Out the Door in Orlando

Jon Busdeker got fired Today from WESH in Orlando.

OK, fired might not be the right word. His "contract was not renewed." Look it happens, stations want to move a different way, or are trying to save money.

When you get sacked, no matter what it is called, you can rant and bitch about it. Or you can put on your boy boy pants and just deal with it. 

Ranting never works anyway. 

Busdeker was a longtime newspaper reporter who made the transition to TV earlier this year. He worked at WESH in Orlando covering entertainment. 

But now, he's been kicked to the curb and he sent along his goodbye note. 

We can say that he nails it and it might be one of the best attitudes of someone that just got fired....errrrr....did not have their contract renewed, we have ever seen. 

Here's what he has to say and when (notice I didn't say if) you are in the same boat, you can remember how Jon walked away with class. 

We have a feeling, it won't be the last we hear from him. 

Here's his goodbye note: 

The best stories aren’t the ones that get the most clicks or win the most awards.

I’ve been telling stories as a reporter for more than 10 years – first in newspapers and now on TV. I’ve worked in Virginia and Alabama and Florida. I’ve covered the arts, entertainment, politics, crime, sports and religion. I’ve interviewed celebrities, covered national breaking news and shot videos that have gone viral.

The best and most memorable stories are the ones about regular people doing good things in the community. Those are the stories I’m going to miss sharing with you.

My contract with WESH-TV wasn’t renewed. It was nothing I did wrong; the station is simply going in another direction.

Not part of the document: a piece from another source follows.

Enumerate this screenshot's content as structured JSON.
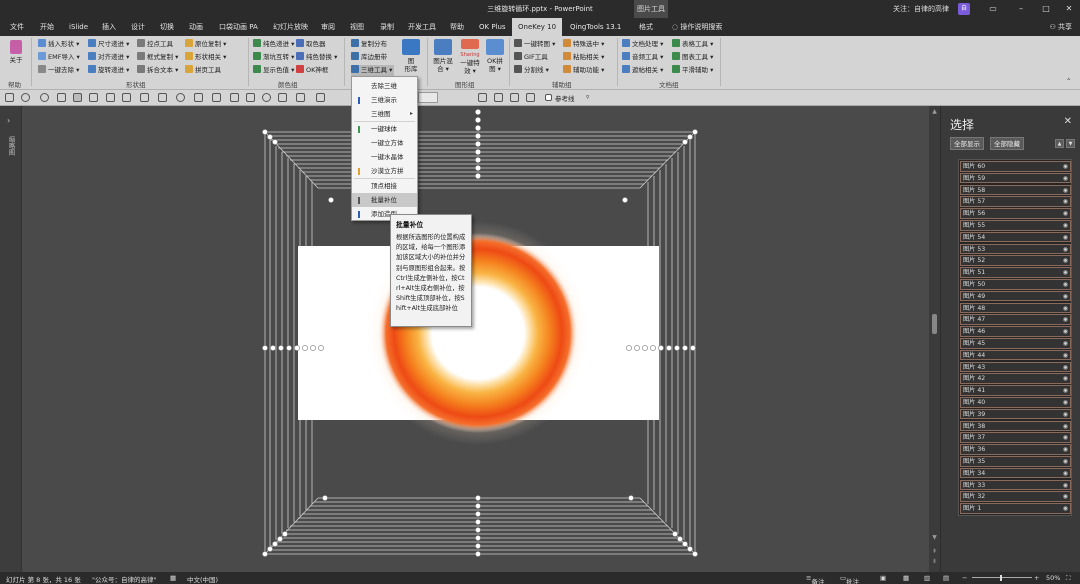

My last day at the station is today, which means my last day as a journalist may be today as well.

I have lived the reporter’s life since 2006. I’ve missed birthday celebrations, worked on holidays and skipped social outings to cover events that didn’t let out until midnight. Pick a time of day, and chances are I’ve been inside a newsroom, hunched over a computer, trying to craft the perfect sentence for a story that fewer than 100 people would read.
And I’ve loved every minute of it.

I am going to miss walking into the newsroom in the morning and not knowing where it may take me by the end of the night. I’m going to miss the tight deadlines, the bonds formed among fellow journalists and the feeling that my words and my videos could change someone’s life.
I won’t miss the coffee. Newsrooms have the worst coffee.

I could probably find a job as a reporter somewhere, either in Orlando or at some other news outlet somewhere in the country. And because I can’t foretell the future, that may happen. But there comes a time when it’s OK to walk away from a career. Being a reporter doesn’t define me. I also collect records, ride bicycles, drink Pabst Blue Ribbon, watch horror movies and enjoy watching birds.

Journalism is just a job.

I owe my entire career to a woman who looked past the typos on my first cover letter and hired me anyway. Her name is Jessie Thompson, my first editor at The News & Advance in Lynchburg, Virginia. Without her, I wouldn’t have had so much fun these past 10 years. How many other careers let you drink wine with pagans, interview handicapped pigs named Chris P. Bacon, eat fried turtle, star in a rap video, ride in a hot-air balloon shaped like a beer bottle, throw out the first pitch at a Spring Training game and strut around a nudist resort?

But I’ve also seen a lot of tragedy. I’ve written countless obituaries, talked to the families of murder victims and witnessed how communities react to mass shootings.
In the midst of so much death, there has always been good. Every community is filled with kind, hardworking people trying to make their corner of the world a better place. I’ve made it my mission to tell their stories. We need more local journalists doing that on television, in print and online.

The constant coverage of shootings, car accidents, sex crimes and mayhem is sometimes too much. It shouldn’t be ignored by local media outlets, because that stuff is important, but it leaves an incomplete picture of any single place. It’s wrong to think that news must be negative to be news. A profile on a unique person, the opening of new business or a feature on a local nonprofit is still news. Just because it doesn’t bleed doesn’t mean it can’t lead.

Readers and viewers must do their part, too. Stop clicking on every mugshot and every weird crime story on Facebook and Twitter. Don’t comment. Don’t share it. Demand better. Demand that your local journalists work for their stories and report on things that have real meaning in your town, city and region. Make reporters earn your trust. Force them to think about what they calling “news.” Recognize them when they do well, and hold them accountable when they can do better.

And the only way to do that is to watch the local news and subscribe to the local newspaper. Journalists don’t work for free.

I have no idea what I’ll do in my next career, but I hope to continue telling stories. It’s what I’m good at.

I’ve never been one to focus on the negative, so I won’t. Thanks for reading. Thanks for watching. Thanks for inviting me into your lives. Thanks for an amazing 10 years.